Library Trustee Q&A: Leanne Hammonds

Leanne Hammonds seeks re-election to the Board of Library Trustees.

Tell people about your background — family, professional background, volunteering, government, activism — and how that will help you as a Library Trustee?

My name is Leanne Hammonds and I am running for re-election as library trustee. I currently serve as chair of the board of trustees and have been a trustee for five years.  I grew up in Portland, Maine, and moved to Watertown with my husband Evan in 2005. We have two children, Edward and Elena. They both attend Watertown Public Schools and I have volunteered many hours as a PTO member and a Lowell School library volunteer. I am an attorney by trade and rely on my legal training as trustee when it comes to reviewing contracts, setting library policies and advocating on behalf of the library. This past year, I successfully advocated to the Watertown Charter Review Committee that library trustees remain an elected (rather than appointed) position, and I am thrilled that Watertown voters will continue to have a say in library governance through their elected trustees. I’m also thrilled that there is such an impressive group of women running for trustee this year!  

What is your favorite thing about the Watertown Free Public Library?

My favorite thing about the library is how dynamic and innovative it is. From Hatch Makerspace to the new Zine collection to the Library of Things, there is always something new to learn and discover at the Watertown Free Public Library (‘WFPL’) — all in a welcoming, inclusive, and inviting space. WFPL serves as a community center in Watertown and its innovative programs and collections bring people together. The WFPL’s next exciting innovation will be the launch of a new 21st century bookmobile which we voted to purchase earlier this year. I can’t wait for the bookmobile to start making its rounds to Watertown’s neighborhoods, hopefully in 2022!

How did you decide to run for the Board of Library Trustees, and why do you think the board plays an important role for Watertown residents?

I have been an enthusiastic library patron for many years and served on the WFPL Strategic Planning Committee in 2015. I was appointed to the Board of Trustees when a seat opened up in 2016 and then ran and won election in 2017. I am running for re-election because I want to help lead the library forward over the next four years. There has been significant turnover on the board in recent years, with several long-time members moving on. As a result, the board will be made up of mostly newer members come January and I think my experience would be helpful and provide continuity going forward.

The trustees play a key role in deciding library policy, setting budget priorities and overseeing the work of the library director. I have learned a lot as trustee, particularly while serving as chair during the pandemic. Confronted with an unprecedented situation, the trustees and library administrators had to be flexible, thoughtful and strategic in our decision-making during the closure and throughout the reopening process. I am proud that the WFPL was one of the first public libraries in Massachusetts to reopen safely and has stayed open continuously since July of 2020.

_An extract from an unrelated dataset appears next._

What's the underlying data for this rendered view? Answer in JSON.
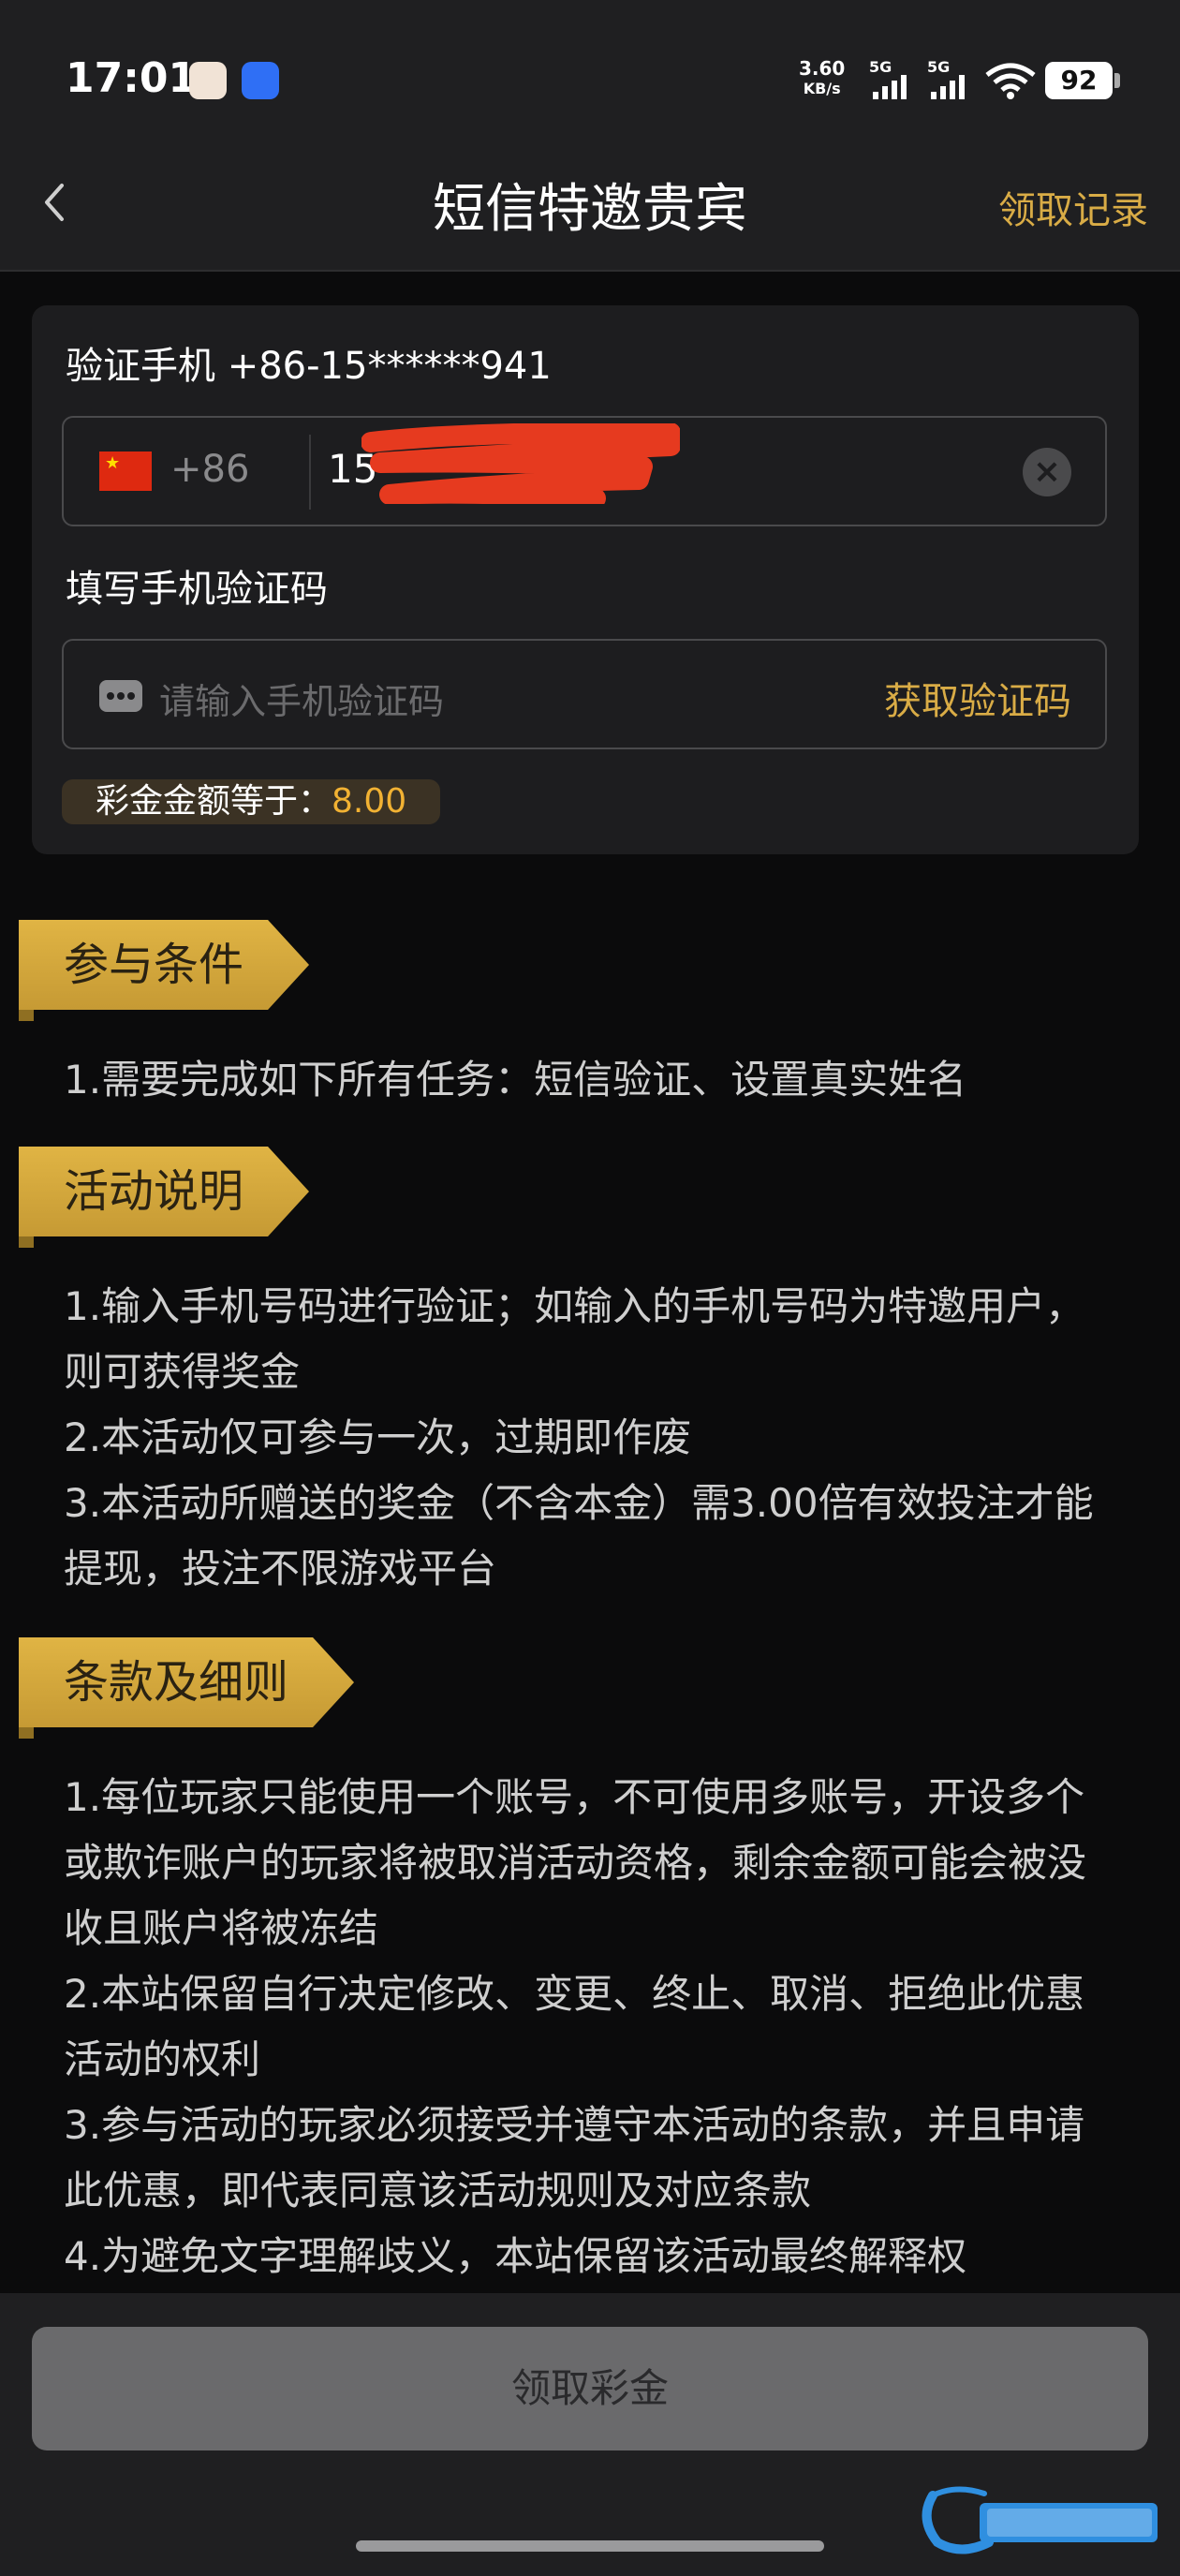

What is the most pressing issue facing the Watertown Library? 

One of the major challenges facing the library as we move into 2022 is the transition to a new city manager. For the past 28 years, Mike Driscoll has served Watertown as manager and during that time he has been very supportive of the WFPL. From the extensive renovation of the building in 2006, to growing the Project Literacy and Hatch programs, Mr. Driscoll has consistently prioritized the library and its mission. He will certainly be tough to replace. As advocates for the library, the trustees need to stay abreast of the process for selecting a new manager by attending ad hoc committee meetings and, if possible, public interviews with candidates. The trustees will eventually work with the new manager and perhaps an interim manager, and we will need to help impress upon them the vital role that WFPL plays in this community.

Watertown has many residents who have moved to the area from outside the United States, many of whom do not speak English as their first language. What can the Watertown Library do to help these residents, and how will you find out what types of services they want from the library in their new hometown?

The WFPL provides an important resource to new residents through its popular Project Literacy program and citizenship classes. Project Literacy offers English language classes and pairs learners with volunteer tutors. As trustee, I will continue to support Project Literacy and in the long term, we hope to expand the library to provide more meeting spaces for this and other programs. The library also connects residents to social services through drop-in appointments with social workers and career counselors.

In terms of finding out what types of services residents want from the library, I would listen to ideas from both newcomers and longtime residents. I think our recently hired community outreach librarian and the new bookmobile will be vital resources in obtaining feedback from residents. The library also conducts periodic patron surveys seeking input for its strategic planning process. Every few years, the trustees participate on the Strategic Planning Committee, together with library staff members and Watertown residents selected to join the committee. This year we had a diverse group of residents serve on the committee, including some who speak English as a second language. Together, we honed the vision, priorities and goals for the library which were then incorporated into a three-year strategic plan. The plan can be viewed on the library website here:

What is something that people may not know about you that residents would find interesting?

One thing that even close friends may not know about me is that I love history and genealogy. Over the past few years, I have been working on my own and my husband’s family trees. My roots are French and Irish and I have traced my French side back to some of the earliest settlers of Quebec. My husband has English, Italian and African ancestry and I have traced his roots back to pre-Civil War. I love discovering family connections and sharing with our kids the richness and diversity of our family history.